Directions
Out of the lines below, please list those that hold the string "Plane".

Website and app data records
····················

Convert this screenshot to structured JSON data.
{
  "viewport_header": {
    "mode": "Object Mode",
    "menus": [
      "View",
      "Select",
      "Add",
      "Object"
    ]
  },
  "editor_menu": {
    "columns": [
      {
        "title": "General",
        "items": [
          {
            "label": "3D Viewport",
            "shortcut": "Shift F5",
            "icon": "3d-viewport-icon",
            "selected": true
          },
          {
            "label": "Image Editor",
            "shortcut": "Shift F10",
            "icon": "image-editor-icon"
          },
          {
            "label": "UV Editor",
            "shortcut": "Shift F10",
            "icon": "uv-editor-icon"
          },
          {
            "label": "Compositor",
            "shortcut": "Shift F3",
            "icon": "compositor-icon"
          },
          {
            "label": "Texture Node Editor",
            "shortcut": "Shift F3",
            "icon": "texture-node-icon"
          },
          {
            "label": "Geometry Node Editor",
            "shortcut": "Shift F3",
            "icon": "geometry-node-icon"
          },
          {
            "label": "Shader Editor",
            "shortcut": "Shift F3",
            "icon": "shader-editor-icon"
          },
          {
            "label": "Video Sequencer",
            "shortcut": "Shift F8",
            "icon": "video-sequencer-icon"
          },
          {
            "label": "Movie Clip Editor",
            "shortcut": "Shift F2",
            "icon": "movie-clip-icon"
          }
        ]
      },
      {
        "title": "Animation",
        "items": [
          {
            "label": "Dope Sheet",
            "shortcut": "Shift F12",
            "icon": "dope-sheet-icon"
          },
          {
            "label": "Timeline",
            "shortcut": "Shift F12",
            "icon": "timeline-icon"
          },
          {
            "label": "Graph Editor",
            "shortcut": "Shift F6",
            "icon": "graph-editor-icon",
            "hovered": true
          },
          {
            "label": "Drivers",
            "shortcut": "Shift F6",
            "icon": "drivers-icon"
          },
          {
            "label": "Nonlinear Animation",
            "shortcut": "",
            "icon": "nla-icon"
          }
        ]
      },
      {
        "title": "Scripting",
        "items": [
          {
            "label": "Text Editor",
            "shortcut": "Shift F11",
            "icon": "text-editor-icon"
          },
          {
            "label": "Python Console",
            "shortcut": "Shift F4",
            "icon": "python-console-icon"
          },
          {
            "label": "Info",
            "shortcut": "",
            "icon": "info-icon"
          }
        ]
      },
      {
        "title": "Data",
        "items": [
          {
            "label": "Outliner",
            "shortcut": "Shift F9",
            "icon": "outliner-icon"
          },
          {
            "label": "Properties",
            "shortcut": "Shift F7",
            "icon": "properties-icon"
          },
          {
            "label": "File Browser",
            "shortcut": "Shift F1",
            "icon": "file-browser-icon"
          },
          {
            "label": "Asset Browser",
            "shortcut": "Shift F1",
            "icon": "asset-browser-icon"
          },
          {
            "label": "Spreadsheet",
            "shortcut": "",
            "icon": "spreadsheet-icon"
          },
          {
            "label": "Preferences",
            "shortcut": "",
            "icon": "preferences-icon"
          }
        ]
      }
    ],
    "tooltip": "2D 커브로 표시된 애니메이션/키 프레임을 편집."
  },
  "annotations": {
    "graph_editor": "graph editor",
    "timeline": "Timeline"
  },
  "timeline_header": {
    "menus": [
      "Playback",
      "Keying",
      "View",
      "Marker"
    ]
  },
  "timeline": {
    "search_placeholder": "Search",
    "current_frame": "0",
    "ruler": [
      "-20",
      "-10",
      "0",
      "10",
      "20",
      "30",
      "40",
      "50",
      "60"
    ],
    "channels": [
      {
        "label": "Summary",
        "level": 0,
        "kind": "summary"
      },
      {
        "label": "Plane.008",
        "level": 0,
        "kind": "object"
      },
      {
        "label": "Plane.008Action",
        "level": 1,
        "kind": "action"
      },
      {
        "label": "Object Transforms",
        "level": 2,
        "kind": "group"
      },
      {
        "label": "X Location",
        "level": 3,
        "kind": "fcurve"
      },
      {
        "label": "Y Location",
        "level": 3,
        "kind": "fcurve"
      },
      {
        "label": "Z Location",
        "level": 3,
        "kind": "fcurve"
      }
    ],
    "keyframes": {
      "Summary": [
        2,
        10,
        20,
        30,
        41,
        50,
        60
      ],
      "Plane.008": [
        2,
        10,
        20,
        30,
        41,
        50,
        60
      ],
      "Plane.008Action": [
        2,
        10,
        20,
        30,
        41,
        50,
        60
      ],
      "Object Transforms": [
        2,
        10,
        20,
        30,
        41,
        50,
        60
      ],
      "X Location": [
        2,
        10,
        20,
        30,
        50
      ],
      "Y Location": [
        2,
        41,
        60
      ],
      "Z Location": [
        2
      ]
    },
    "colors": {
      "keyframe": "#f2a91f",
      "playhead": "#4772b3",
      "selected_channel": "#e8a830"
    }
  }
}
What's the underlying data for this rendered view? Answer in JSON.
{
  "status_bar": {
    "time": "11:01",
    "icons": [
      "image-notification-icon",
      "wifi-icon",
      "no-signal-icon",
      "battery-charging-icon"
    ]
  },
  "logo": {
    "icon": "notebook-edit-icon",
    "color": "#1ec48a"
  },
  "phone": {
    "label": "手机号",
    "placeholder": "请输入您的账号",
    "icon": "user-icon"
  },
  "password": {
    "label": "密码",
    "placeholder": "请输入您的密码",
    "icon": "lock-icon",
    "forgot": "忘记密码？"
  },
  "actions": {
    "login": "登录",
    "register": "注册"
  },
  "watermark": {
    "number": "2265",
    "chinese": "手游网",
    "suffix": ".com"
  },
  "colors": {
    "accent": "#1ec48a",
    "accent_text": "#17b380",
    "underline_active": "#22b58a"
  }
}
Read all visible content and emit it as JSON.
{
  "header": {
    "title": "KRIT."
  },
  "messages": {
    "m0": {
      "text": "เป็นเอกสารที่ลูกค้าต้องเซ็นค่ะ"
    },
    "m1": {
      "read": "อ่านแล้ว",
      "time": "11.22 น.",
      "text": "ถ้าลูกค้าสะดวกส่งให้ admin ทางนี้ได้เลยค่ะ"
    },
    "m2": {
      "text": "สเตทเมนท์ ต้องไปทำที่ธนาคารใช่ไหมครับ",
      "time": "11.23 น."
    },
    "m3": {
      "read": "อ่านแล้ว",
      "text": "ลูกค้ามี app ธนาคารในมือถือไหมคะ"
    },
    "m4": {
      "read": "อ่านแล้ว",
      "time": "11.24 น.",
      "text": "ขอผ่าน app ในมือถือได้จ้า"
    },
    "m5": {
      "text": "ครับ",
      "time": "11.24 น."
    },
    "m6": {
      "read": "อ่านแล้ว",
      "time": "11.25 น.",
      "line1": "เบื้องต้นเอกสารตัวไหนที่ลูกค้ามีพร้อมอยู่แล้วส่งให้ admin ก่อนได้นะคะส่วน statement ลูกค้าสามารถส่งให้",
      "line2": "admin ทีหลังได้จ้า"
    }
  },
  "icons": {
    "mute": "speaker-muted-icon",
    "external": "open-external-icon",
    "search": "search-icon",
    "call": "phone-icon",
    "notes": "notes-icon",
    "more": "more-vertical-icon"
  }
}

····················

Reply to the exercise
        "label": "Plane.008",
        "label": "Plane.008Action",
      "Plane.008": [
      "Plane.008Action": [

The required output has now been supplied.